voice! I do like to still listen to my Savatage albums and I still put on
METALLIAN: What do you think of the past few years where many bands that
were around in the 80s and were off for some 10-15 years and many of them
are making sort of a comeback, touring and releasing albums?
RIPPER: I think its great you know, some of these bands like you mean
Ratt, Dokken, Warrant?
RIPPER: It's great, its fun, it's a good time. It brings back some
memories, I remember seeing Dokken open for Priest. Its great, its fun,
you get LA Guns that were out there, Firehouse whoever. I didn't get to
see some of them in the 80s but I got to see them now, I was checking out
Saxon and Dio and stuff. I am a big Anthrax fan too.
METALLIAN: Do you see the renewed interest for these bands, what do you
feel is the reason for all the comebacks, why now?
RIPPER: I have no clue, they sold a lot of records, a lot of those bands'
first albums sold a lot records so obviously there was interest in them, might have been for a year could have been for ten years you know obviously Dokken were a huge band, Warrant was a huge band
for the first record, or so two records I am not sure, but Dokken could
always tour, not a
question, you know night clubs or small theaters they were always gonna
be able to do it. There is always gonna be some sort of interest, you
always wanna go out and do something.
METALLIAN: Anything you'd like to end the interview with or say to Judas
RIPPER: I say that you go out, don't download my new stuff here don't be
burning the crap, go buy it. Get demolition and listen to it and I say
Hell is Home and Feed On Me there is just some killer, One On One is my
favorite.
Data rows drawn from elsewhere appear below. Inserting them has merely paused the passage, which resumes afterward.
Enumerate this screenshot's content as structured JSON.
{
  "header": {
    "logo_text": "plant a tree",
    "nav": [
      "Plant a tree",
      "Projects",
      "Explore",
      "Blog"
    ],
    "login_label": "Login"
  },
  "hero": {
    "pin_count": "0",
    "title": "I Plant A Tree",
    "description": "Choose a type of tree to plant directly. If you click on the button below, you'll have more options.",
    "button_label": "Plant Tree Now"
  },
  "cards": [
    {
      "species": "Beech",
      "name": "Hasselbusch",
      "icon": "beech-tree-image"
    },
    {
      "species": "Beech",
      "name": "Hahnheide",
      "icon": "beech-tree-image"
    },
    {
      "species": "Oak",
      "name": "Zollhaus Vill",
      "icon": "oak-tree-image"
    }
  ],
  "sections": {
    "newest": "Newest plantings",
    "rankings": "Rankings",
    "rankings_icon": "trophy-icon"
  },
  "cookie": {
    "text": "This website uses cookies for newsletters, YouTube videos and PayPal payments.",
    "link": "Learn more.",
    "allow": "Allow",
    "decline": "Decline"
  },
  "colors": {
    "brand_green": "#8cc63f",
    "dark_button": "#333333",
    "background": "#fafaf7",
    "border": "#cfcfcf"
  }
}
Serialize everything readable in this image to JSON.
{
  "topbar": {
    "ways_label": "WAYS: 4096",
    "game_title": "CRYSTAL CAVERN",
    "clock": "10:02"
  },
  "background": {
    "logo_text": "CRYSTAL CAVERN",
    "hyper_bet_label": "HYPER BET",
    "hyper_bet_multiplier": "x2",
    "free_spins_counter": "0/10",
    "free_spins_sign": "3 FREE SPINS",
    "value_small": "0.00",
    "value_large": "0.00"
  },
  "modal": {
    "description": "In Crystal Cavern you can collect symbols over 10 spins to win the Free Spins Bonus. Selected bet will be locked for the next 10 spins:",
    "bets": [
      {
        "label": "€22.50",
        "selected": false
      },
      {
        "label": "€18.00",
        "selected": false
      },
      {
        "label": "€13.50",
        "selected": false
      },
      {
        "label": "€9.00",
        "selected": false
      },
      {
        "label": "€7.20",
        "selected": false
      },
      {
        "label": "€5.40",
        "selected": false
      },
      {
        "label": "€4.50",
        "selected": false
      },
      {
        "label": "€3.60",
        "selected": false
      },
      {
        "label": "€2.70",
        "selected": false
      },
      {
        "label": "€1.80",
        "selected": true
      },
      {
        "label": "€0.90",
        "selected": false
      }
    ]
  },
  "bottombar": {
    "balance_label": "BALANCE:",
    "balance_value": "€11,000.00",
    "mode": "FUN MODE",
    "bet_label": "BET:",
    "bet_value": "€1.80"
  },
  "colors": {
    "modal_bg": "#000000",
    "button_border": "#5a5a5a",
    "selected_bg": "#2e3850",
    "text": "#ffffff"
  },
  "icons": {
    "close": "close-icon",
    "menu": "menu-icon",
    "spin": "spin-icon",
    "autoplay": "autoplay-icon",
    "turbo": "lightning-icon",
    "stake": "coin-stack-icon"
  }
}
Get the live DVD, funny stuff on there. I think I show my ass on
there but its funny. It shows how much fun we have and get the
live CD, it's 2 and a half hours of Heavy Metal, in your face Heavy Metal,
we had a lot fun doing it and that's why we put it out.
METALLIAN: Before I let you go, you touched on the CD burning issue, what'
s your opinion, where do you stand?
RIPPER: Don't like it. I like it if you can burn a song or two songs off of a CD
to see if you like it, but nobody works for free do they? And that's how
artists do make their money and if you have an artist that sells 10
million copies well burn 20, 30, 40, 50 thousand CDs ain't gonna kill them.
If you have an artist that sell 100 or 200 thousand copies and you burn
50, 60, 70 thousand it kills you, man. People don't work for free so they
gotta come up with a system where people can hear the stuff and not burn
it or burn one or two songs and that's it. And if they do it I will come
to their house and kill them and write a song about them.
Judas Priest's Live In London CD is now available worldwide.